National rituals have always been charged ideological sites, but now that Turkey is rife with competing rituals (choose either National Youth Day or Holy Birth Week; they’re at the same time), the strife has reached epic proportions. The Ankara governorship has banned the celebration of October 29 Republic Day rituals celebrating the republic’s founding, it’s 89th birthday. Not surprisingly, a lot of people decided they wanted to celebrate, including CHP leaders. After the ceremonial visit to Ataturk’s tomb, they gathered in Ulus Square where they were dispersed with pepper gas and pressurized water. Gendarmerie forces stopped and searched numerous buses carrying passengers wishing participate in the celebrations and reportedly refused to allow 110 buses from entering the city, citing security reasons. (click here). (Here’s an update. There were two competing Republic Day celebrations.)
On Friday, I attended a “Cultural Mixer”, a celebration of Turkish Independence Day, ironically held at Boston’s American Islamic Congress Center. I say ironic because there was not a single covered head in attendance. Indeed, I had considered inviting one of my (covered) Turkish graduate students to come along and was glad I didn’t. I had the impression she might have been treated as a pariah. It was a fun event, with good Turkish food, nice people, and a three-tier cake draped with an edible Turkish flag and silhouette of Ataturk, as well as an icing border in Iznik tile design. A singer crooned old favorites, then the national anthem. Everyone sang lustily; big Turkish flags appeared from people’s purses and were waved about.
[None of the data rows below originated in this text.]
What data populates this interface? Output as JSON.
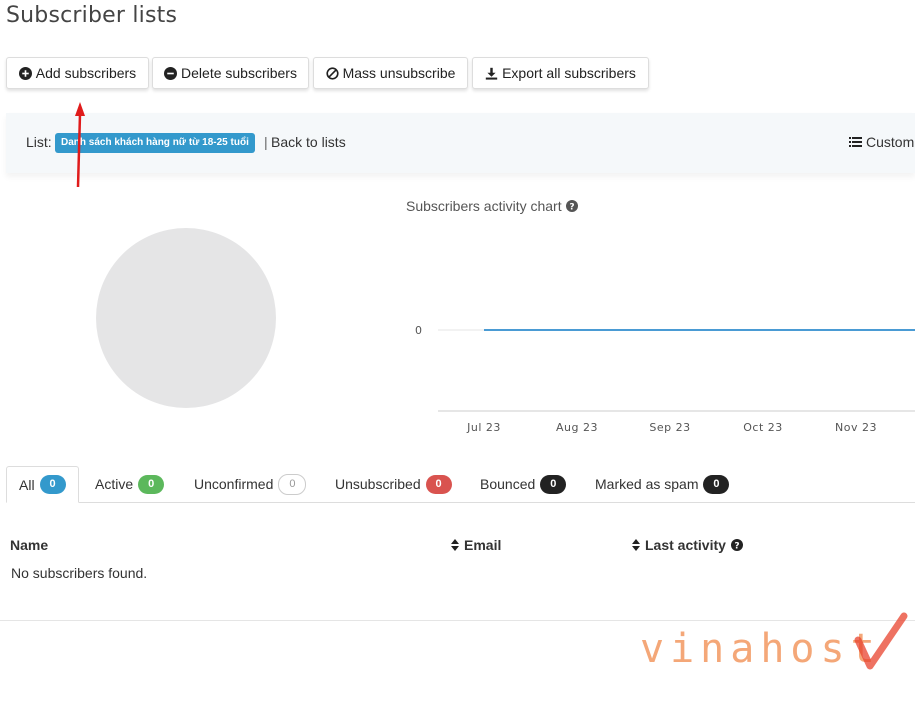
{
  "page": {
    "title": "Subscriber lists"
  },
  "toolbar": {
    "add_label": "Add subscribers",
    "delete_label": "Delete subscribers",
    "unsubscribe_label": "Mass unsubscribe",
    "export_label": "Export all subscribers"
  },
  "list_bar": {
    "list_label": "List:",
    "list_name": "Danh sách khách hàng nữ từ 18-25 tuổi",
    "separator": "|",
    "back_label": "Back to lists",
    "custom_label": "Custom"
  },
  "chart": {
    "title": "Subscribers activity chart"
  },
  "chart_data": {
    "type": "line",
    "title": "Subscribers activity chart",
    "x": [
      "Jul 23",
      "Aug 23",
      "Sep 23",
      "Oct 23",
      "Nov 23"
    ],
    "y_ticks": [
      "0"
    ],
    "series": [
      {
        "values": [
          0,
          0,
          0,
          0,
          0
        ],
        "color": "#4a9bd4"
      }
    ],
    "ylim": [
      0,
      0
    ],
    "grid": true
  },
  "tabs": [
    {
      "label": "All",
      "count": "0",
      "color": "#3399cc"
    },
    {
      "label": "Active",
      "count": "0",
      "color": "#5cb85c"
    },
    {
      "label": "Unconfirmed",
      "count": "0",
      "color": "#ffffff"
    },
    {
      "label": "Unsubscribed",
      "count": "0",
      "color": "#d9534f"
    },
    {
      "label": "Bounced",
      "count": "0",
      "color": "#222222"
    },
    {
      "label": "Marked as spam",
      "count": "0",
      "color": "#222222"
    }
  ],
  "table": {
    "columns": [
      "Name",
      "Email",
      "Last activity"
    ],
    "empty_message": "No subscribers found."
  },
  "watermark": {
    "brand": "vinahost"
  },
  "colors": {
    "accent": "#3399cc",
    "annotation_arrow": "#e01b1b",
    "brand_orange": "#f08a4b"
  }
}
No pepper gas, just biber spicing the food.
I felt sad that a celebration of the nation’s founding should have become such hostile territory, that joyful nationalist feelings are now contraband. On the other hand, I remember being startled in Turkey by the ubiquitous official posters celebrating the country’s 75th anniversary — a highly celebrated event (unfortunately I was unable to acquire one of the posters). The posters showed crowds of Turks representing the nation; not a single one wore a headscarf.